A senior member of Robert Mueller’s team says the special adviser was too shy in his investigation of Donald Trump and his ties to Moscow during the 2016 election campaign.
“We could have done more,” writes attorney Andrew Weissmann in a book, Where Law Ends, which will be published next week.
Weissmann’s title is taken from an inscription on the front of the Washington Department of Justice, which is taken from the philosopher John Locke: “Where the law ends, tyranny begins.”
Weissmann says Mueller and his chief deputy, Aaron Zebley, avoided steps that would lead to confrontation with the White House, including subpoenas for financial documents and interviewing the president and his family members.
“Repeatedly during our 22 months of operation,” writes Weissmann, according to Atlantic, “we would reach a critical moment in our investigation, only to have Aaron say that we could not take particular action because it risked aggravating the president over a few indefinite breaking point. “
Weissmann says Mueller was afraid of being fired.
According to the New York Times, he writes: “Had we used all available tools to uncover the truth, undeterred by the onslaught of the president’s unique powers to undermine our efforts?
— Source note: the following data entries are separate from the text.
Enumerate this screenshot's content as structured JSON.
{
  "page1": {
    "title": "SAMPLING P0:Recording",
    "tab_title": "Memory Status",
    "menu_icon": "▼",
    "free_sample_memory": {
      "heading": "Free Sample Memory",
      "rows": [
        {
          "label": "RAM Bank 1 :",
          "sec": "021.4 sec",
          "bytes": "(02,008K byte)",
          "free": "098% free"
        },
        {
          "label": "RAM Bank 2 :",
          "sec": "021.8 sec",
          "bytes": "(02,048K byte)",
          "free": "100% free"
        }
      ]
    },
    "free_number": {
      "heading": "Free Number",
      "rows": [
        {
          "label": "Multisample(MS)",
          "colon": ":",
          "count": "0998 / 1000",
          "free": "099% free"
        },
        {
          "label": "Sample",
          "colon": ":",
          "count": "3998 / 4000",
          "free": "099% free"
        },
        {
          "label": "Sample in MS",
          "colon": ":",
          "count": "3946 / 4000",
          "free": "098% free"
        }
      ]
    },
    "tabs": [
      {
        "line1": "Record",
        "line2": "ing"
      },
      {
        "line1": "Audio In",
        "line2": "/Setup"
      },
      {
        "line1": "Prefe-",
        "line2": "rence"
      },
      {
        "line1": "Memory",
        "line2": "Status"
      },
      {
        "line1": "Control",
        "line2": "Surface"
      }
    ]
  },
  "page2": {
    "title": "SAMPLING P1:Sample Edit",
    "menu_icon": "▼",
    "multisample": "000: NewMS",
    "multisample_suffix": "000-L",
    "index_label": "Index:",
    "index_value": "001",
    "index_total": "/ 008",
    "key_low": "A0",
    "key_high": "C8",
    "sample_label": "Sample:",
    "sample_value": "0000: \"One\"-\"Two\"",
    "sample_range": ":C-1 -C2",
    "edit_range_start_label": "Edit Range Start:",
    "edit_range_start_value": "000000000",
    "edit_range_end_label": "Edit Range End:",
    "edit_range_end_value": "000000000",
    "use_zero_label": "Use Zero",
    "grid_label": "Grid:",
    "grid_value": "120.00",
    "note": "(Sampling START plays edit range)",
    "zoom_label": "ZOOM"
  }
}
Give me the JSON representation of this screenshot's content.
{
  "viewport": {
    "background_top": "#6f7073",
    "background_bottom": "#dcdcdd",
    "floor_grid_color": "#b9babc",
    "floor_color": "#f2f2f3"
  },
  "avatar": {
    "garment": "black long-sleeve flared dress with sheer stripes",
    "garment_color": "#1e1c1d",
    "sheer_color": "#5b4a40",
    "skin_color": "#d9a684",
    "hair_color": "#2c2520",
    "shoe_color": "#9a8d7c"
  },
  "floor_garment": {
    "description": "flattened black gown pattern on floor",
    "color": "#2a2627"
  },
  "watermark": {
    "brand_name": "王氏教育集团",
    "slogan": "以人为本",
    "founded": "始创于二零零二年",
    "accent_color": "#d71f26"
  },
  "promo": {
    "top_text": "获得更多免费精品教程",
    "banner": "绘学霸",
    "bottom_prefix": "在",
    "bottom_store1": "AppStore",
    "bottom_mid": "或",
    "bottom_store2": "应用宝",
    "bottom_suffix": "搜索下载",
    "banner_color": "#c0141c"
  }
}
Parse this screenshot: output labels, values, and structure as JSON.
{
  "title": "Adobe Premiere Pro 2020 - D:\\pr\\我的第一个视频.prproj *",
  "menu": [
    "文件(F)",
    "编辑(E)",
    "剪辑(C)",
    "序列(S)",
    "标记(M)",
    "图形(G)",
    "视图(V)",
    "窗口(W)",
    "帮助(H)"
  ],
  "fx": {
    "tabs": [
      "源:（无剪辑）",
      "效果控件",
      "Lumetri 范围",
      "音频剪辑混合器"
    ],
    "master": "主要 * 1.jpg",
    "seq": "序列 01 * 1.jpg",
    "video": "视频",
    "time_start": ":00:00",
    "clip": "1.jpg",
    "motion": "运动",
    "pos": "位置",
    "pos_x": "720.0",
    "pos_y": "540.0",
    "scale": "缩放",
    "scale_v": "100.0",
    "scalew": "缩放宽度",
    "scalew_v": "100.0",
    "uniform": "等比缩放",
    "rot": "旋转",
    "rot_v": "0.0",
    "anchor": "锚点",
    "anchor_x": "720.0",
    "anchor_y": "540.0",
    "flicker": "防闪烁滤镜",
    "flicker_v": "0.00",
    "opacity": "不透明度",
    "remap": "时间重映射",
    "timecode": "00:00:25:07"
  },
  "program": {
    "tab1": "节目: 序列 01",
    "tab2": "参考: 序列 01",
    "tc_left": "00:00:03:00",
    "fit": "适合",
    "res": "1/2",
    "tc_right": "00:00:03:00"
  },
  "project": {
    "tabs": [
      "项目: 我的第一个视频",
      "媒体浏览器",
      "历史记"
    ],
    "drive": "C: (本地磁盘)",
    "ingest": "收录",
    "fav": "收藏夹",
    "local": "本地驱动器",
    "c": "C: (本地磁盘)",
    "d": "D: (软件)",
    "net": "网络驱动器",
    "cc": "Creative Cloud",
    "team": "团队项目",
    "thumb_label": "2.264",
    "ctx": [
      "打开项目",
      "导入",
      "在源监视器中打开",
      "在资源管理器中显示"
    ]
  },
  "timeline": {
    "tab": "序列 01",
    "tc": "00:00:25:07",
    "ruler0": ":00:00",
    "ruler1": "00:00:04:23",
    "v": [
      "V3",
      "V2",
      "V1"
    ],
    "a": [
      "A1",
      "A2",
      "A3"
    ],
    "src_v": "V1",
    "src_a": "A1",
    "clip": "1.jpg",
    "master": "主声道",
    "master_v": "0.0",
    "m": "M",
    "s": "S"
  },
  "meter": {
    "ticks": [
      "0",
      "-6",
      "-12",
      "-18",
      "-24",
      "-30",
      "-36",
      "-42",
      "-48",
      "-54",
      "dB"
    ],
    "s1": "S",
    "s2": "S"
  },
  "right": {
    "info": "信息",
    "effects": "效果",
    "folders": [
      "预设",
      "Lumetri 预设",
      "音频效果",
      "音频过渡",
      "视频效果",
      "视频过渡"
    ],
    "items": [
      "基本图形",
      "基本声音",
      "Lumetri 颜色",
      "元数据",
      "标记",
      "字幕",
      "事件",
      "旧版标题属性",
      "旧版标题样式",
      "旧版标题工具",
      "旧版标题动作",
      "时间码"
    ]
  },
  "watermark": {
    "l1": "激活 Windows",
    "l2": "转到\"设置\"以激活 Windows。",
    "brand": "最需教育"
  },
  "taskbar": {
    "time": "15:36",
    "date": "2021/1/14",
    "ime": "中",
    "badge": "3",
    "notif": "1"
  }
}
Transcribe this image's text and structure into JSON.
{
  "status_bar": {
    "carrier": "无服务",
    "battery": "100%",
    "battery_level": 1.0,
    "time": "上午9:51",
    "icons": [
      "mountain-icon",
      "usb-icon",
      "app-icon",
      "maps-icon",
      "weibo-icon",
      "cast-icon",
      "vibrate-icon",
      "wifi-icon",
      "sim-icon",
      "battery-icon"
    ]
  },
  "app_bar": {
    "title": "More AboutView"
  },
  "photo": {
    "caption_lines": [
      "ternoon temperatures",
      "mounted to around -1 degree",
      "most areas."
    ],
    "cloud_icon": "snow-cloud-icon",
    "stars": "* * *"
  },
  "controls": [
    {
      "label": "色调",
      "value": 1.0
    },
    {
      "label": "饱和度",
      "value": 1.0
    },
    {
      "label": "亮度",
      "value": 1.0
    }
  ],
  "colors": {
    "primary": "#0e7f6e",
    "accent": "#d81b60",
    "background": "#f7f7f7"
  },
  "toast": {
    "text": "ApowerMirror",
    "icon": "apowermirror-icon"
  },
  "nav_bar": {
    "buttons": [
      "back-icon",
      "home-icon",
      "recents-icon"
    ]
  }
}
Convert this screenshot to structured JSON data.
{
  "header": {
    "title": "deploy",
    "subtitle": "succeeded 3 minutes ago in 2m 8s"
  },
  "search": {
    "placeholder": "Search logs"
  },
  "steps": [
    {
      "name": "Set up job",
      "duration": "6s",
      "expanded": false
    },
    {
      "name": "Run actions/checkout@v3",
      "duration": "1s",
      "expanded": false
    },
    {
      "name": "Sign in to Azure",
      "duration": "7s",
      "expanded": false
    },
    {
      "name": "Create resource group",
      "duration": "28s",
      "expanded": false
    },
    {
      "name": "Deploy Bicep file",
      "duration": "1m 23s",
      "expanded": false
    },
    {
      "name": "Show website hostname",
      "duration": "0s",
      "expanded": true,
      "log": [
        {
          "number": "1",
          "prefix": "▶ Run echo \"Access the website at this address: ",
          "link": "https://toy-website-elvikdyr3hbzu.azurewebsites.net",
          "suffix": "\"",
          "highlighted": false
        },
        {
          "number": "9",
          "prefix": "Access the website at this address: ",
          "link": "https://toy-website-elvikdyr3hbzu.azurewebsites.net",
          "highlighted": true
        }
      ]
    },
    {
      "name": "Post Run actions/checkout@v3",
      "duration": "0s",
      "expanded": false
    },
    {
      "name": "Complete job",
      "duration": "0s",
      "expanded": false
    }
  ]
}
I know the difficult answer to this simple question: we could have done more. “
The Times also claimed that Weissmann “elevates” surprising details stemming from Mueller’s work, “for example, that the same corporate account that sent silent payments to an adult movie star who claimed an extramarital affair with Trump also received ‘payments linked to a Russian oligarch “.”
Trump denies the deal. Mueller approved an investigation into payments to Stormy Daniels, made by Trump lawyer Michael Cohen, to New York authorities. Cohen, who has now published his book on Trump, has served time in prison.
The special advisor’s report was released in April 2019. Weissmann said the Senate Intelligence Committee’s report on Russia, released last month, “was better.”
“He made judgments and calls,” he said to the Atlantic, “instead of saying,” You could say this and you could say that. “
The Senate report went to 1,000 pages and established contacts between Trump and Moscow, including links between a Russian agent and campaign manager Paul Manafort, and close ties to Trump’s ally Roger Stone with WikiLeaks and the probable candidate briefing.
Weissmann led the prosecution of Manafort, who was sentenced to more than seven years. Stone was sentenced to 40 months, a punishment later commuted by Trump.
When the Senate report was published, Scott Horton, a professor at Columbia Law School, told the Guardian, “The committee offers a much deeper insight into intelligence gathered by US authorities than the much more meager Mueller report. It will support the view that Mueller, far from exonerating Trump, simply expected to pass the baton to Congress to conduct more thorough investigations. “
Mueller, a former FBI director, told Congress not to exonerate Trump. He has also repeatedly claimed that he has worked to a DoJ standard which says that an incumbent president cannot be indicted.
Mueller has not established a criminal conspiracy between Trump and Moscow, but has established extensive contacts between the campaign and Russia and numerous cases of possible obstruction of justice.
Of Attorney General William Barr’s infamous summary of Mueller, pro-Trump and delivered before the report was public, Weissmann writes: “Barr had betrayed both friend and country.”
Mueller did not follow an in-person interview with Trump. In his bestseller Fear, Bob Woodward famously quoted attorney John Dowd as saying he didn’t want his client to sit down with the special adviser because the president was “a fucking liar.”
Weissmann writes that Mueller simply wanted to avoid confrontation.
“The specter of our closure has exerted a kind of destabilizing push on our decision-making process,” he writes, according to Atlantic.
Speaking to the magazine, Weissmann added: “There is no doubt that I was frustrated at the time. More could have been done that we have not done. “
He said he didn’t just blame Mueller.
“I wouldn’t just call him Mueller,” he said. “I would say ‘the office’. There are many things we have done well and many things we could have done better, to be diplomatic about it. “